Records from a data collection:
-------------------------
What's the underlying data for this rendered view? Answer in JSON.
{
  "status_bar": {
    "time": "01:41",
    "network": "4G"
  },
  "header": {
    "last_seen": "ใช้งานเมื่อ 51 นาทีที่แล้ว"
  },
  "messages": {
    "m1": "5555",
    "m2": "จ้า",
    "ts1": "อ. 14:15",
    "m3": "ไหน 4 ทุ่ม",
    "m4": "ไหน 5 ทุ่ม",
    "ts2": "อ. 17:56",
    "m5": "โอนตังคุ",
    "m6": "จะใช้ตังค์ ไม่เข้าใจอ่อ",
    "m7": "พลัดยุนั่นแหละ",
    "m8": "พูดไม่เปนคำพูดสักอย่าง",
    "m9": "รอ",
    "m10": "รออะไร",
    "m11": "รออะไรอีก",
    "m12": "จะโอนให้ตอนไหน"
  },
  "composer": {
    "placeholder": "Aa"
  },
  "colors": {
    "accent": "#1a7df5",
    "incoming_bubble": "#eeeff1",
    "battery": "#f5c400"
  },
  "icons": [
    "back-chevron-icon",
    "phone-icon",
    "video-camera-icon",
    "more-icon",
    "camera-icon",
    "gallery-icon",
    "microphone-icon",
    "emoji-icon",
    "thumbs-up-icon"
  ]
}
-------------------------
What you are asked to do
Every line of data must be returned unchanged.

Response to the task
What's the underlying data for this rendered view? Answer in JSON.
{
  "status_bar": {
    "time": "01:41",
    "network": "4G"
  },
  "header": {
    "last_seen": "ใช้งานเมื่อ 51 นาทีที่แล้ว"
  },
  "messages": {
    "m1": "5555",
    "m2": "จ้า",
    "ts1": "อ. 14:15",
    "m3": "ไหน 4 ทุ่ม",
    "m4": "ไหน 5 ทุ่ม",
    "ts2": "อ. 17:56",
    "m5": "โอนตังคุ",
    "m6": "จะใช้ตังค์ ไม่เข้าใจอ่อ",
    "m7": "พลัดยุนั่นแหละ",
    "m8": "พูดไม่เปนคำพูดสักอย่าง",
    "m9": "รอ",
    "m10": "รออะไร",
    "m11": "รออะไรอีก",
    "m12": "จะโอนให้ตอนไหน"
  },
  "composer": {
    "placeholder": "Aa"
  },
  "colors": {
    "accent": "#1a7df5",
    "incoming_bubble": "#eeeff1",
    "battery": "#f5c400"
  },
  "icons": [
    "back-chevron-icon",
    "phone-icon",
    "video-camera-icon",
    "more-icon",
    "camera-icon",
    "gallery-icon",
    "microphone-icon",
    "emoji-icon",
    "thumbs-up-icon"
  ]
}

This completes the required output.